Whites death is the first known fatal bear mauling in the parks nearly century-long history.
Most of the photographs show the bear head-down and grazing alongside the Toklat River gravel bar, seemingly unaware of a humans presence, Webster said. The last five photos span about 15 seconds, beginning with the bear lifting its head, no longer foraging. The grizzly then looks toward the camera, then moves a couple yards closer.
The mauling probably occurred almost immediately after the last image.
A bear could cover that distance before a person could react, Webster said.
The same afternoon of the attack, hikers stumbled upon Whites backpack, blood and torn clothing about 150 yards from his remains. A state trooper fatally shot the bear Saturday, and a necropsy determined the bears stomach contained remains and clothing that confirmed it was the animal that killed White.
Whites remains were recovered Saturday evening and were sent to the state medical examiners office in Anchorage.
White had been in the Denali backcountry for three nights under a five-night permit. He indicated on his permit application that he had hiked in Denali before and altogether had 30 years of backpacking experience. Park officials say White had received mandatory bear-awareness training that teaches people to stay at least a quarter-mile away from bears and to slowly back away if they find themselves any closer. The training takes place before permits are issued.
Such bear-country safety measures have worked for years, and there are no plans to implement changes to park policy, officials said.
This was an avoidable incident, Webster said. The hiker had opportunity to back away and at least attempt to move around this bear, and it doesnt appear that he did so.

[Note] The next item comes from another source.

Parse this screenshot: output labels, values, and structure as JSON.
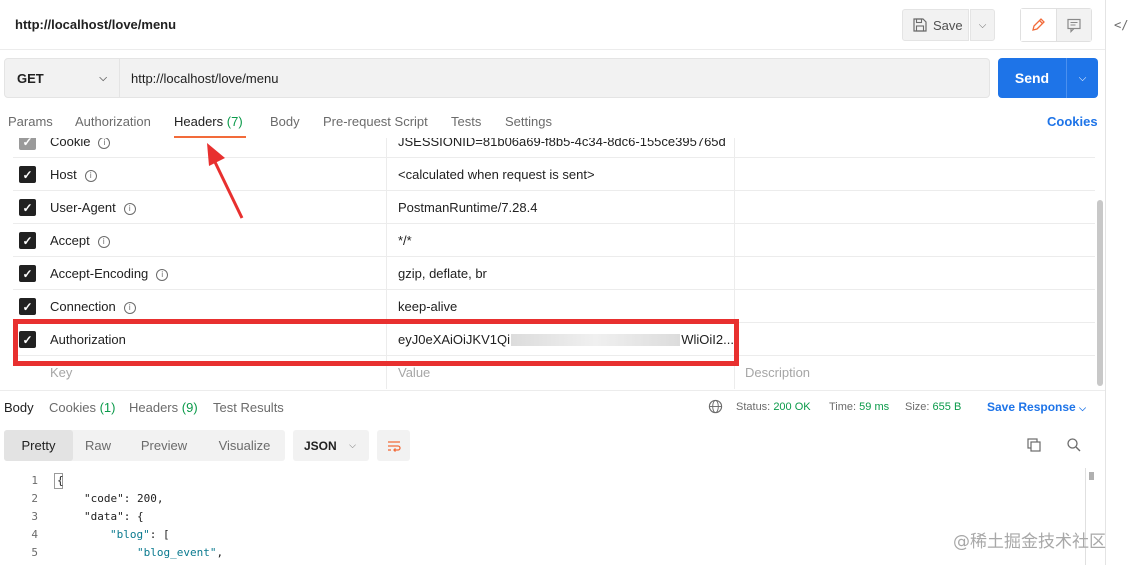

Denali is 240 miles north of Anchorage. It spans more than 6 million acres and is home to numerous wild animals, including bears, wolves, caribou and moose.